They’re also a handy way to put a new spin on leftovers, like leftover mince or roast vegetables (which you can mash and add to the triangles). “A lot of schools don’t have the capacity to heat up food, so you just need to make sure your kids don’t mind eating that particular food cold,” notes Murray.
All you need is 15 minutes or less to prepare a basic muffin mix, whether it’s steaming apples, mashing some bananas, or grating vegetables for a savoury version. “Whatever ingredients I need to use up will dictate what I make, and that way I know what’s gone into the muffins, I can cut down the added sugar and use wholemeal flour to boost the fibre content,” says Murray. “One or two mini muffins is a great snack for recess, and you can do slightly bigger savoury ones as something more substantial for lunch.”
4. Mini quiches
“Making these is as easy as lining little cake or muffin tins with some ham or bread as the quiche shell, then adding in your egg mixture or even just cracking an egg straight in,” suggests Murray. “You can also add some tomato and asparagus, tuna and corn or grated zucchini and carrot and that way you’ve got protein from the egg and up to one-and-a-half serves of vegetables.”
5. Fruit smoothies
Depending how early you take it out of the freezer to defrost, a smoothie can be something for kids to drink at lunchtime, or a healthy icypole. “You can’t go wrong with banana, berries, low-fat milk, a few dollops of yoghurt and even some oats,” says Murray. “Personally I like tinned peaches and strawberries.” She advises sticking with a fruit base, and avoiding toppings or other sweetened flavourings.
Have a weekly prep session Set aside a few hours on the weekend (or on a weekday or evening if that works better for you) to batch cook several lunchbox fillers at once. Stick them in the freezer and then just pull them out as needed.

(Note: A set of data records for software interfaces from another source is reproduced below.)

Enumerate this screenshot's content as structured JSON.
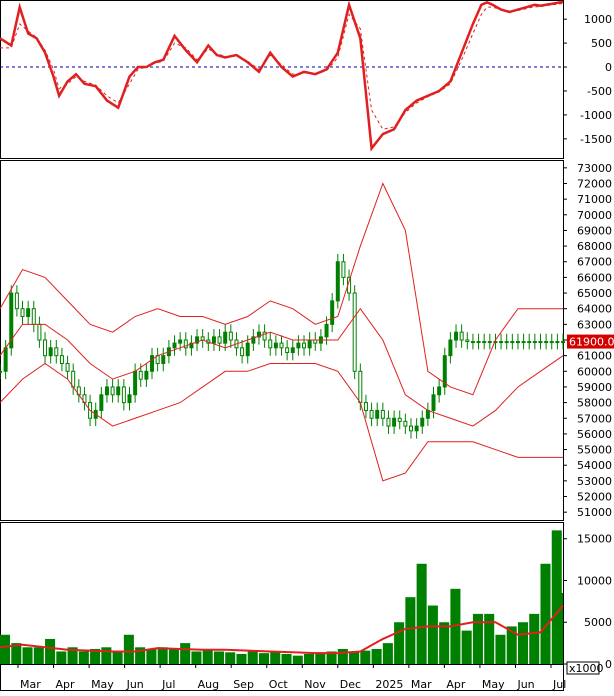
{
  "chart_data": [
    {
      "type": "line",
      "panel": "oscillator",
      "ylim": [
        -1900,
        1400
      ],
      "y_ticks": [
        1000,
        500,
        0,
        -500,
        -1000,
        -1500
      ],
      "zero_line": 0,
      "series": [
        {
          "style": "thick",
          "color": "#e02020",
          "x": [
            0,
            0.02,
            0.035,
            0.05,
            0.065,
            0.08,
            0.095,
            0.105,
            0.12,
            0.135,
            0.15,
            0.17,
            0.19,
            0.21,
            0.23,
            0.245,
            0.26,
            0.275,
            0.29,
            0.31,
            0.33,
            0.35,
            0.37,
            0.385,
            0.4,
            0.42,
            0.44,
            0.46,
            0.48,
            0.5,
            0.52,
            0.54,
            0.56,
            0.58,
            0.6,
            0.62,
            0.64,
            0.66,
            0.68,
            0.7,
            0.72,
            0.74,
            0.76,
            0.78,
            0.8,
            0.82,
            0.84,
            0.855,
            0.865,
            0.875,
            0.89,
            0.905,
            0.92,
            0.935,
            0.95,
            0.96,
            0.97,
            0.98,
            0.99,
            1.0
          ],
          "values": [
            600,
            450,
            1250,
            700,
            600,
            300,
            -200,
            -600,
            -300,
            -150,
            -350,
            -400,
            -700,
            -850,
            -200,
            0,
            0,
            100,
            150,
            650,
            350,
            100,
            450,
            250,
            200,
            250,
            100,
            -100,
            300,
            0,
            -200,
            -100,
            -150,
            -50,
            300,
            1300,
            600,
            -1700,
            -1400,
            -1300,
            -900,
            -700,
            -600,
            -500,
            -300,
            300,
            900,
            1300,
            1350,
            1300,
            1200,
            1150,
            1200,
            1250,
            1300,
            1280,
            1300,
            1320,
            1340,
            1360
          ]
        },
        {
          "style": "dashed",
          "color": "#e02020",
          "x": [
            0,
            0.02,
            0.035,
            0.05,
            0.065,
            0.08,
            0.095,
            0.105,
            0.12,
            0.135,
            0.15,
            0.17,
            0.19,
            0.21,
            0.23,
            0.245,
            0.26,
            0.275,
            0.29,
            0.31,
            0.33,
            0.35,
            0.37,
            0.385,
            0.4,
            0.42,
            0.44,
            0.46,
            0.48,
            0.5,
            0.52,
            0.54,
            0.56,
            0.58,
            0.6,
            0.62,
            0.64,
            0.66,
            0.68,
            0.7,
            0.72,
            0.74,
            0.76,
            0.78,
            0.8,
            0.82,
            0.84,
            0.855,
            0.865,
            0.875,
            0.89,
            0.905,
            0.92,
            0.935,
            0.95,
            0.96,
            0.97,
            0.98,
            0.99,
            1.0
          ],
          "values": [
            400,
            400,
            900,
            750,
            620,
            350,
            -50,
            -450,
            -350,
            -200,
            -300,
            -380,
            -600,
            -750,
            -350,
            -50,
            0,
            80,
            120,
            500,
            400,
            150,
            380,
            280,
            220,
            230,
            120,
            -50,
            250,
            50,
            -150,
            -120,
            -140,
            -80,
            200,
            1100,
            800,
            -900,
            -1300,
            -1250,
            -950,
            -750,
            -620,
            -520,
            -350,
            150,
            700,
            1100,
            1250,
            1250,
            1200,
            1170,
            1180,
            1220,
            1260,
            1260,
            1280,
            1300,
            1310,
            1330
          ]
        }
      ]
    },
    {
      "type": "candlestick",
      "panel": "price",
      "ylim": [
        50500,
        73500
      ],
      "y_ticks": [
        73000,
        72000,
        71000,
        70000,
        69000,
        68000,
        67000,
        66000,
        65000,
        64000,
        63000,
        62000,
        61000,
        60000,
        59000,
        58000,
        57000,
        56000,
        55000,
        54000,
        53000,
        52000,
        51000
      ],
      "last_price_label": "61900.00",
      "last_price": 61900,
      "series": [
        {
          "name": "close",
          "color": "#008000",
          "x": [
            0,
            0.01,
            0.02,
            0.03,
            0.04,
            0.05,
            0.06,
            0.07,
            0.08,
            0.09,
            0.1,
            0.11,
            0.12,
            0.13,
            0.14,
            0.15,
            0.16,
            0.17,
            0.18,
            0.19,
            0.2,
            0.21,
            0.22,
            0.23,
            0.24,
            0.25,
            0.26,
            0.27,
            0.28,
            0.29,
            0.3,
            0.31,
            0.32,
            0.33,
            0.34,
            0.35,
            0.36,
            0.37,
            0.38,
            0.39,
            0.4,
            0.41,
            0.42,
            0.43,
            0.44,
            0.45,
            0.46,
            0.47,
            0.48,
            0.49,
            0.5,
            0.51,
            0.52,
            0.53,
            0.54,
            0.55,
            0.56,
            0.57,
            0.58,
            0.59,
            0.6,
            0.61,
            0.62,
            0.63,
            0.64,
            0.65,
            0.66,
            0.67,
            0.68,
            0.69,
            0.7,
            0.71,
            0.72,
            0.73,
            0.74,
            0.75,
            0.76,
            0.77,
            0.78,
            0.79,
            0.8,
            0.81,
            0.82,
            0.83,
            0.84,
            0.85,
            0.86,
            0.87,
            0.88,
            0.89,
            0.9,
            0.91,
            0.92,
            0.93,
            0.94,
            0.95,
            0.96,
            0.97,
            0.98,
            0.99,
            1.0
          ],
          "values": [
            60000,
            61500,
            65000,
            64000,
            63500,
            64000,
            63000,
            62000,
            61000,
            61500,
            61000,
            60500,
            60000,
            59000,
            58500,
            58000,
            57000,
            57500,
            58500,
            59000,
            58500,
            59000,
            58000,
            58500,
            60000,
            59500,
            60000,
            61000,
            60500,
            61000,
            61500,
            61800,
            62000,
            61500,
            61800,
            62200,
            62000,
            61800,
            62200,
            61800,
            62500,
            62000,
            61500,
            61000,
            61800,
            62200,
            62500,
            62000,
            61500,
            61800,
            61500,
            61200,
            61500,
            61800,
            61500,
            62000,
            61800,
            62200,
            63000,
            64500,
            67000,
            66000,
            65000,
            60000,
            58000,
            57500,
            57000,
            57500,
            57000,
            56500,
            57000,
            56800,
            56500,
            56200,
            56500,
            57000,
            57500,
            58500,
            59000,
            61000,
            62000,
            62500,
            62000,
            61900,
            61900,
            61900,
            61900,
            61900,
            61900,
            61900,
            61900,
            61900,
            61900,
            61900,
            61900,
            61900,
            61900,
            61900,
            61900,
            61900,
            61900
          ]
        },
        {
          "name": "upper band",
          "color": "#e02020",
          "x": [
            0,
            0.04,
            0.08,
            0.12,
            0.16,
            0.2,
            0.24,
            0.28,
            0.32,
            0.36,
            0.4,
            0.44,
            0.48,
            0.52,
            0.56,
            0.6,
            0.64,
            0.68,
            0.72,
            0.76,
            0.8,
            0.84,
            0.88,
            0.92,
            0.96,
            1.0
          ],
          "values": [
            64000,
            66500,
            66000,
            64500,
            63000,
            62500,
            63500,
            64000,
            63500,
            63500,
            63000,
            63500,
            64500,
            64000,
            63000,
            63500,
            68000,
            72000,
            69000,
            60000,
            59000,
            58500,
            62000,
            64000,
            64000,
            64000
          ]
        },
        {
          "name": "lower band",
          "color": "#e02020",
          "x": [
            0,
            0.04,
            0.08,
            0.12,
            0.16,
            0.2,
            0.24,
            0.28,
            0.32,
            0.36,
            0.4,
            0.44,
            0.48,
            0.52,
            0.56,
            0.6,
            0.64,
            0.68,
            0.72,
            0.76,
            0.8,
            0.84,
            0.88,
            0.92,
            0.96,
            1.0
          ],
          "values": [
            58000,
            59500,
            60500,
            59500,
            57500,
            56500,
            57000,
            57500,
            58000,
            59000,
            60000,
            60000,
            60500,
            60500,
            60500,
            60000,
            58000,
            53000,
            53500,
            55500,
            55500,
            55500,
            55000,
            54500,
            54500,
            54500
          ]
        },
        {
          "name": "middle band",
          "color": "#e02020",
          "x": [
            0,
            0.04,
            0.08,
            0.12,
            0.16,
            0.2,
            0.24,
            0.28,
            0.32,
            0.36,
            0.4,
            0.44,
            0.48,
            0.52,
            0.56,
            0.6,
            0.64,
            0.68,
            0.72,
            0.76,
            0.8,
            0.84,
            0.88,
            0.92,
            0.96,
            1.0
          ],
          "values": [
            61000,
            63000,
            63000,
            62000,
            60500,
            59500,
            60000,
            61000,
            61500,
            62000,
            61500,
            62000,
            62500,
            62000,
            62000,
            62000,
            64000,
            62000,
            58500,
            57500,
            57000,
            56500,
            57500,
            59000,
            60000,
            61000
          ]
        }
      ]
    },
    {
      "type": "bar",
      "panel": "volume",
      "ylim": [
        0,
        17000
      ],
      "y_ticks": [
        15000,
        10000,
        5000,
        0
      ],
      "unit_label": "x1000",
      "x_tick_labels": [
        "Mar",
        "Apr",
        "May",
        "Jun",
        "Jul",
        "Aug",
        "Sep",
        "Oct",
        "Nov",
        "Dec",
        "2025",
        "Mar",
        "Apr",
        "May",
        "Jun",
        "Jul"
      ],
      "series": [
        {
          "name": "volume",
          "color": "#008000",
          "x": [
            0,
            0.02,
            0.04,
            0.06,
            0.08,
            0.1,
            0.12,
            0.14,
            0.16,
            0.18,
            0.2,
            0.22,
            0.24,
            0.26,
            0.28,
            0.3,
            0.32,
            0.34,
            0.36,
            0.38,
            0.4,
            0.42,
            0.44,
            0.46,
            0.48,
            0.5,
            0.52,
            0.54,
            0.56,
            0.58,
            0.6,
            0.62,
            0.64,
            0.66,
            0.68,
            0.7,
            0.72,
            0.74,
            0.76,
            0.78,
            0.8,
            0.82,
            0.84,
            0.86,
            0.88,
            0.9,
            0.92,
            0.94,
            0.96,
            0.98,
            1.0
          ],
          "values": [
            3500,
            2500,
            2000,
            2000,
            3000,
            1500,
            2000,
            1500,
            1800,
            2000,
            1500,
            3500,
            2000,
            1800,
            2000,
            1800,
            2500,
            1500,
            1800,
            1500,
            1400,
            1200,
            1500,
            1300,
            1500,
            1200,
            1000,
            1200,
            1400,
            1500,
            1800,
            1500,
            1600,
            1800,
            2500,
            5000,
            8000,
            12000,
            7000,
            5000,
            9000,
            4000,
            6000,
            6000,
            3500,
            4500,
            5000,
            6000,
            12000,
            16000,
            8500
          ]
        },
        {
          "name": "volume average",
          "color": "#e02020",
          "x": [
            0,
            0.04,
            0.08,
            0.12,
            0.16,
            0.2,
            0.24,
            0.28,
            0.32,
            0.36,
            0.4,
            0.44,
            0.48,
            0.52,
            0.56,
            0.6,
            0.64,
            0.68,
            0.72,
            0.76,
            0.8,
            0.84,
            0.88,
            0.92,
            0.96,
            1.0
          ],
          "values": [
            2000,
            2300,
            2000,
            1700,
            1600,
            1500,
            1500,
            1900,
            1800,
            1700,
            1700,
            1600,
            1500,
            1400,
            1300,
            1300,
            1500,
            3000,
            4200,
            4500,
            4500,
            5000,
            5000,
            3500,
            3800,
            7000
          ]
        }
      ]
    }
  ]
}
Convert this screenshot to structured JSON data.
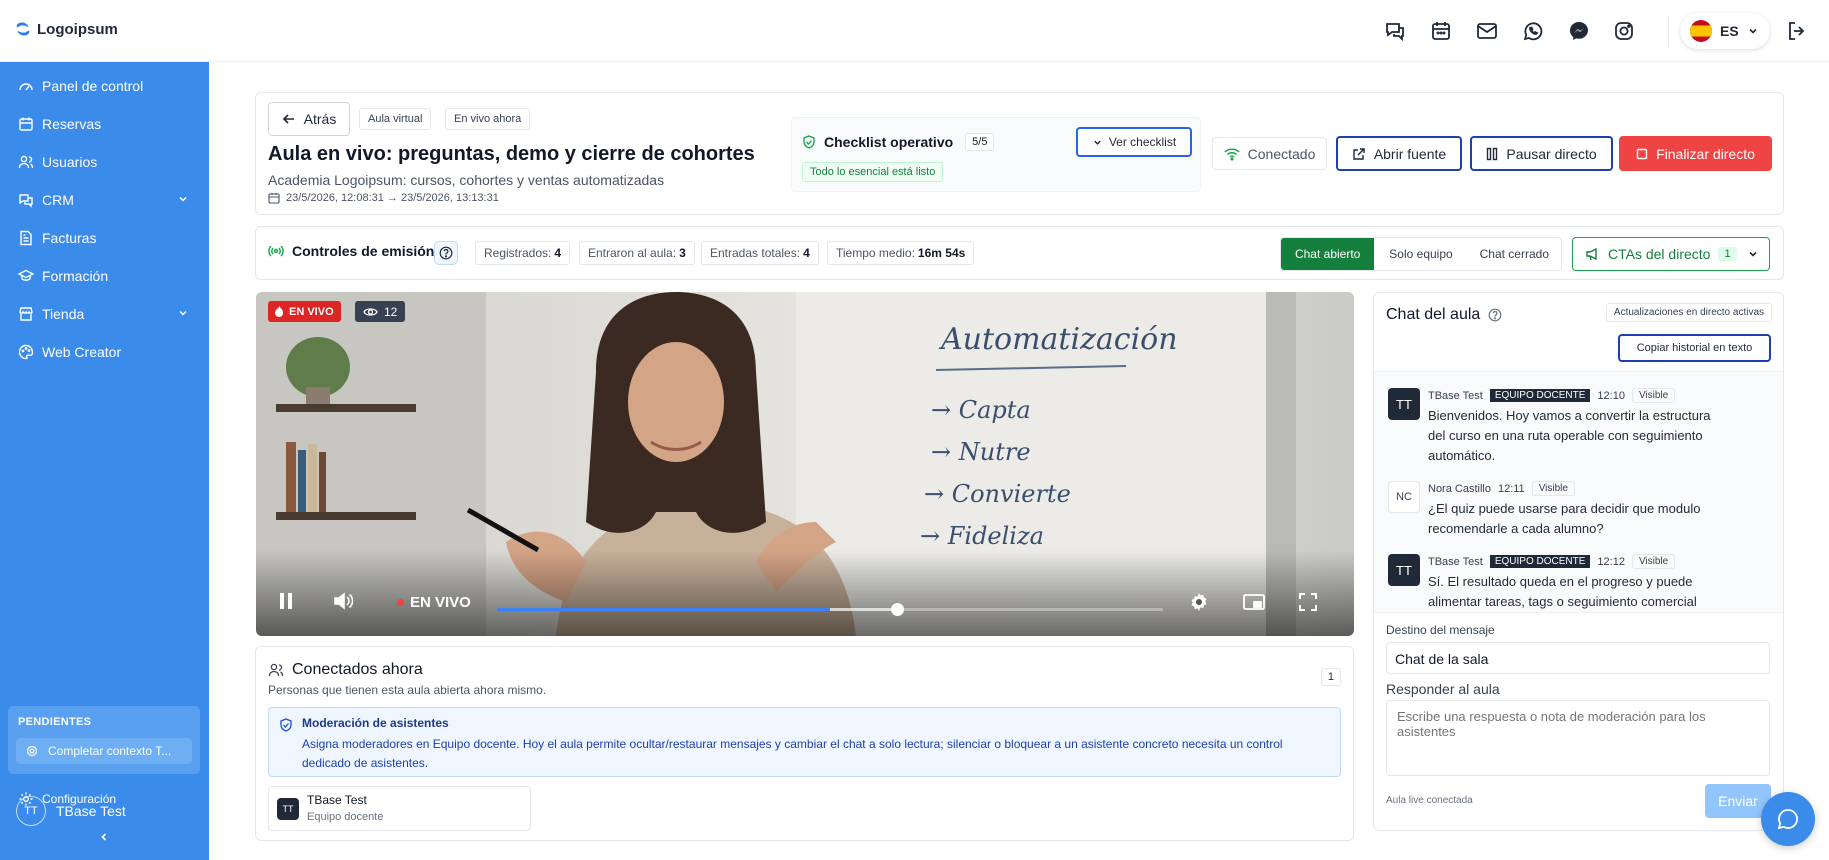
{
  "brand": {
    "name": "Logoipsum"
  },
  "topbar": {
    "lang": "ES"
  },
  "sidebar": {
    "items": [
      {
        "label": "Panel de control",
        "icon": "gauge-icon"
      },
      {
        "label": "Reservas",
        "icon": "calendar-icon"
      },
      {
        "label": "Usuarios",
        "icon": "users-icon"
      },
      {
        "label": "CRM",
        "icon": "crm-icon"
      },
      {
        "label": "Facturas",
        "icon": "invoice-icon"
      },
      {
        "label": "Formación",
        "icon": "graduation-icon"
      },
      {
        "label": "Tienda",
        "icon": "store-icon"
      },
      {
        "label": "Web Creator",
        "icon": "palette-icon"
      }
    ],
    "pending_title": "PENDIENTES",
    "pending_item": "Completar contexto T...",
    "user_initials": "TT",
    "user_name": "TBase Test",
    "settings": "Configuración"
  },
  "header": {
    "back": "Atrás",
    "tag1": "Aula virtual",
    "tag2": "En vivo ahora",
    "title": "Aula en vivo: preguntas, demo y cierre de cohortes",
    "subtitle": "Academia Logoipsum: cursos, cohortes y ventas automatizadas",
    "dates": "23/5/2026, 12:08:31 → 23/5/2026, 13:13:31",
    "checklist_label": "Checklist operativo",
    "checklist_count": "5/5",
    "checklist_status": "Todo lo esencial está listo",
    "checklist_button": "Ver checklist",
    "connected": "Conectado",
    "open_source": "Abrir fuente",
    "pause": "Pausar directo",
    "finish": "Finalizar directo"
  },
  "controls": {
    "title": "Controles de emisión",
    "stats": [
      {
        "label": "Registrados:",
        "value": "4"
      },
      {
        "label": "Entraron al aula:",
        "value": "3"
      },
      {
        "label": "Entradas totales:",
        "value": "4"
      },
      {
        "label": "Tiempo medio:",
        "value": "16m 54s"
      }
    ],
    "chat_modes": [
      "Chat abierto",
      "Solo equipo",
      "Chat cerrado"
    ],
    "ctas_label": "CTAs del directo",
    "ctas_count": "1"
  },
  "video": {
    "live_badge": "EN VIVO",
    "viewers": "12",
    "live_control": "EN VIVO",
    "progress": 0.6,
    "buffered": 0.5,
    "board": {
      "title": "Automatización",
      "items": [
        "→ Capta",
        "→ Nutre",
        "→ Convierte",
        "→ Fideliza"
      ]
    }
  },
  "connected": {
    "title": "Conectados ahora",
    "subtitle": "Personas que tienen esta aula abierta ahora mismo.",
    "count": "1",
    "moderation_title": "Moderación de asistentes",
    "moderation_text": "Asigna moderadores en Equipo docente. Hoy el aula permite ocultar/restaurar mensajes y cambiar el chat a solo lectura; silenciar o bloquear a un asistente concreto necesita un control dedicado de asistentes.",
    "person_initials": "TT",
    "person_name": "TBase Test",
    "person_role": "Equipo docente"
  },
  "chat": {
    "title": "Chat del aula",
    "live_updates": "Actualizaciones en directo activas",
    "copy_history": "Copiar historial en texto",
    "messages": [
      {
        "initials": "TT",
        "author": "TBase Test",
        "badge": "EQUIPO DOCENTE",
        "time": "12:10",
        "visibility": "Visible",
        "text": "Bienvenidos. Hoy vamos a convertir la estructura del curso en una ruta operable con seguimiento automático."
      },
      {
        "initials": "NC",
        "author": "Nora Castillo",
        "badge": "",
        "time": "12:11",
        "visibility": "Visible",
        "text": "¿El quiz puede usarse para decidir que modulo recomendarle a cada alumno?"
      },
      {
        "initials": "TT",
        "author": "TBase Test",
        "badge": "EQUIPO DOCENTE",
        "time": "12:12",
        "visibility": "Visible",
        "text": "Sí. El resultado queda en el progreso y puede alimentar tareas, tags o seguimiento comercial"
      }
    ],
    "dest_label": "Destino del mensaje",
    "dest_value": "Chat de la sala",
    "reply_label": "Responder al aula",
    "reply_placeholder": "Escribe una respuesta o nota de moderación para los asistentes",
    "status": "Aula live conectada",
    "send": "Enviar"
  },
  "colors": {
    "sidebar": "#3b8beb",
    "accent": "#2563eb",
    "danger": "#ef4444",
    "success": "#16a34a"
  }
}
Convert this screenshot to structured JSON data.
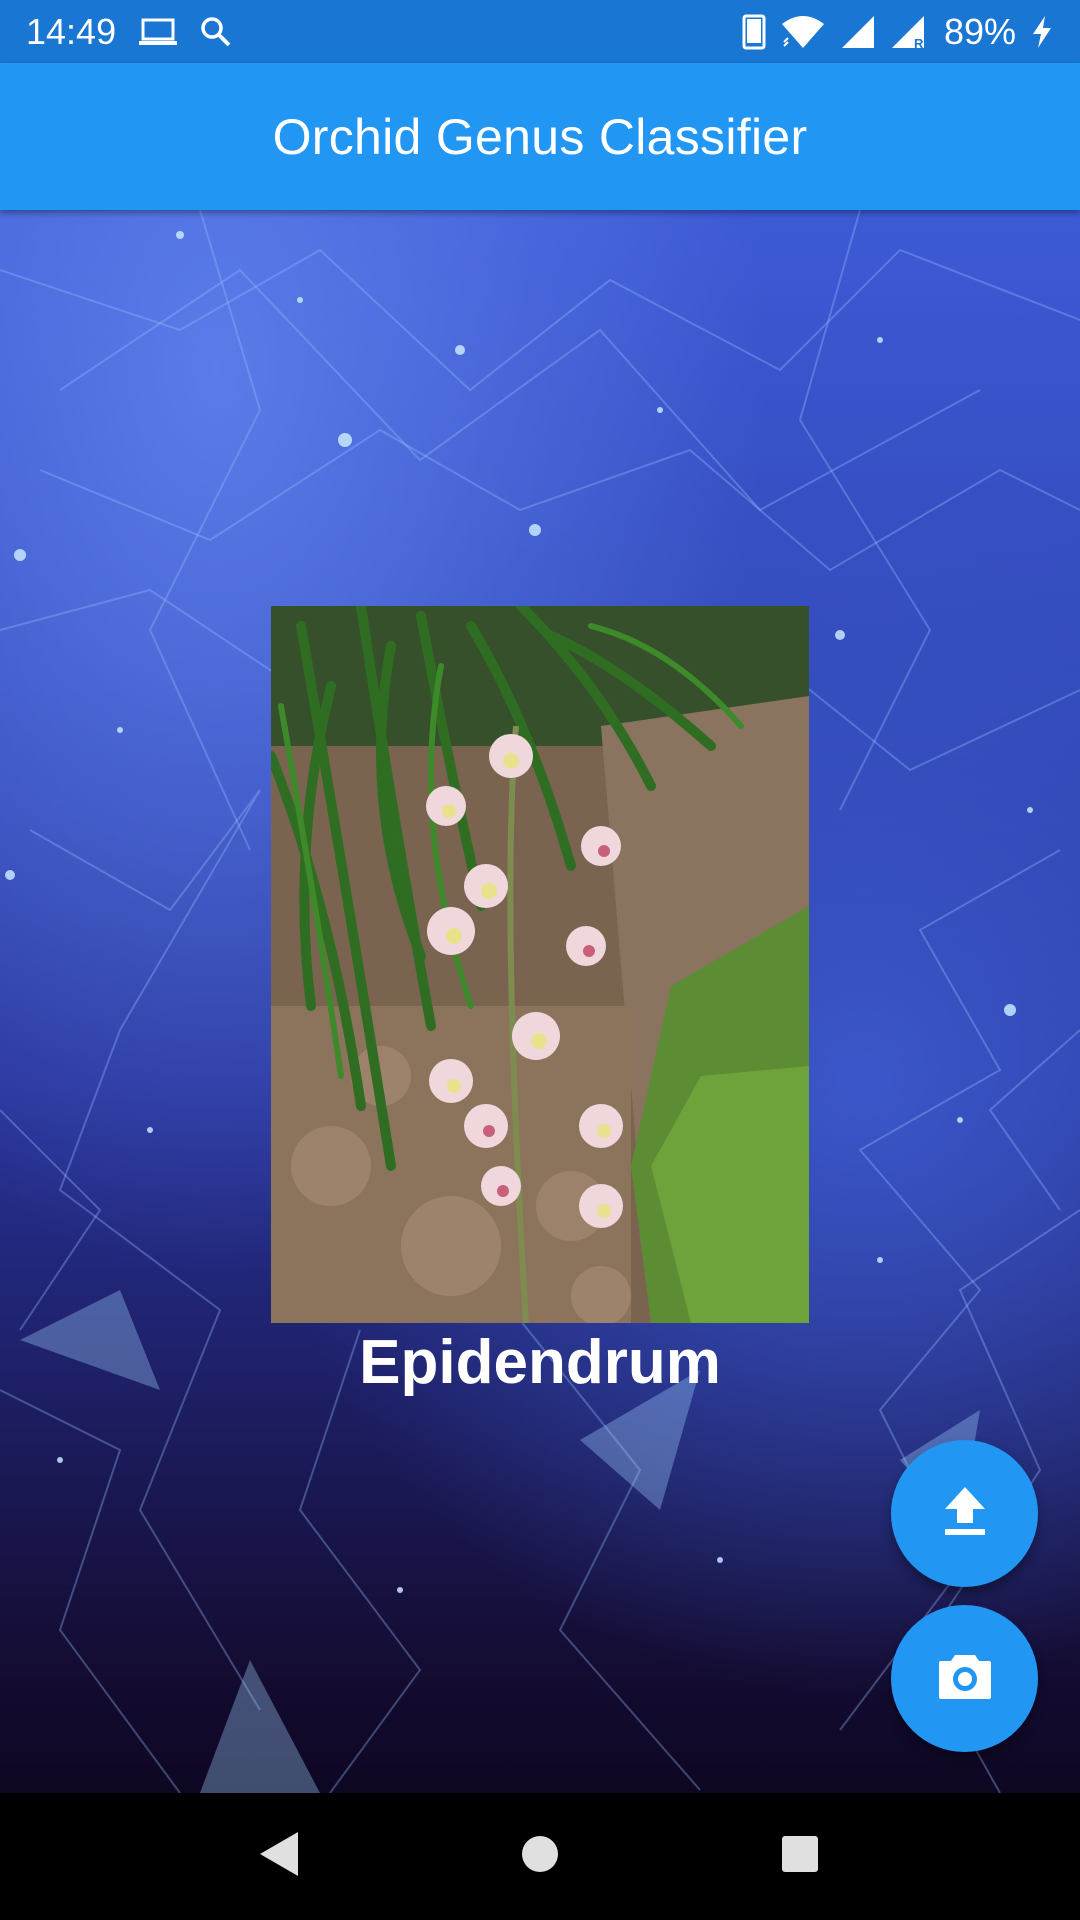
{
  "status_bar": {
    "time": "14:49",
    "battery": "89%",
    "icons": [
      "laptop-icon",
      "search-icon",
      "phone-icon",
      "wifi-icon",
      "signal-icon",
      "roaming-signal-icon",
      "charging-icon"
    ]
  },
  "app_bar": {
    "title": "Orchid Genus Classifier"
  },
  "main": {
    "image_subject": "orchid photo",
    "result_label": "Epidendrum"
  },
  "fabs": {
    "upload_icon": "upload-icon",
    "camera_icon": "camera-icon"
  },
  "nav_bar": {
    "icons": [
      "back-icon",
      "home-icon",
      "recents-icon"
    ]
  },
  "colors": {
    "status_bar": "#1976d2",
    "app_bar": "#2196f3",
    "fab": "#2196f3",
    "nav_bar": "#000000"
  }
}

Set up a lunchbox co-op
“My group of mum friends have a regular get-together where we’ll each cook up a lot of one item, then we swap so everyone has a bit of everyone else’s food, and the kids get dietary variety,” says Murray.
Get your kids involved
Older kids can help with food preparation, for instance cracking and whisking eggs. Cooking is a fun activity to enjoy together, and it teaches kids about healthy food preparation.